++++ DATA RECORDS
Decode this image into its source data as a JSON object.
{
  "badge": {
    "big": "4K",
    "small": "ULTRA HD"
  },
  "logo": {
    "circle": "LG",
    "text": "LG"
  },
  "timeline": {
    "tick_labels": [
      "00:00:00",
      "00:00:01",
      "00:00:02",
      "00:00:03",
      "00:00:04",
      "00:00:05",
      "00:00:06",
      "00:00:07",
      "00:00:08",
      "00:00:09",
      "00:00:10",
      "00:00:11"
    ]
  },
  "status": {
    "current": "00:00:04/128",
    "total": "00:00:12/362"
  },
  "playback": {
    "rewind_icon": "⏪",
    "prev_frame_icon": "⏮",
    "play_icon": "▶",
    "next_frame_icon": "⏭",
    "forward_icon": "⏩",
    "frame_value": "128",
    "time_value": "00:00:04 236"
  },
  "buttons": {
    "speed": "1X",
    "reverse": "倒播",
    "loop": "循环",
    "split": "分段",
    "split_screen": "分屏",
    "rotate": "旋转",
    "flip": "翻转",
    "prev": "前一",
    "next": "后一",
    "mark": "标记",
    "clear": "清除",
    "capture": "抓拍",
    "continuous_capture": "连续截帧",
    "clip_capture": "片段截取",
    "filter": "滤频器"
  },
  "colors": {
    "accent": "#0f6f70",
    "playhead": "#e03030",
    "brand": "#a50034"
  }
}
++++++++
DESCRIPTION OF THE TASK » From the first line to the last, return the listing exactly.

ANSWER AREA »
Decode this image into its source data as a JSON object.
{
  "badge": {
    "big": "4K",
    "small": "ULTRA HD"
  },
  "logo": {
    "circle": "LG",
    "text": "LG"
  },
  "timeline": {
    "tick_labels": [
      "00:00:00",
      "00:00:01",
      "00:00:02",
      "00:00:03",
      "00:00:04",
      "00:00:05",
      "00:00:06",
      "00:00:07",
      "00:00:08",
      "00:00:09",
      "00:00:10",
      "00:00:11"
    ]
  },
  "status": {
    "current": "00:00:04/128",
    "total": "00:00:12/362"
  },
  "playback": {
    "rewind_icon": "⏪",
    "prev_frame_icon": "⏮",
    "play_icon": "▶",
    "next_frame_icon": "⏭",
    "forward_icon": "⏩",
    "frame_value": "128",
    "time_value": "00:00:04 236"
  },
  "buttons": {
    "speed": "1X",
    "reverse": "倒播",
    "loop": "循环",
    "split": "分段",
    "split_screen": "分屏",
    "rotate": "旋转",
    "flip": "翻转",
    "prev": "前一",
    "next": "后一",
    "mark": "标记",
    "clear": "清除",
    "capture": "抓拍",
    "continuous_capture": "连续截帧",
    "clip_capture": "片段截取",
    "filter": "滤频器"
  },
  "colors": {
    "accent": "#0f6f70",
    "playhead": "#e03030",
    "brand": "#a50034"
  }
}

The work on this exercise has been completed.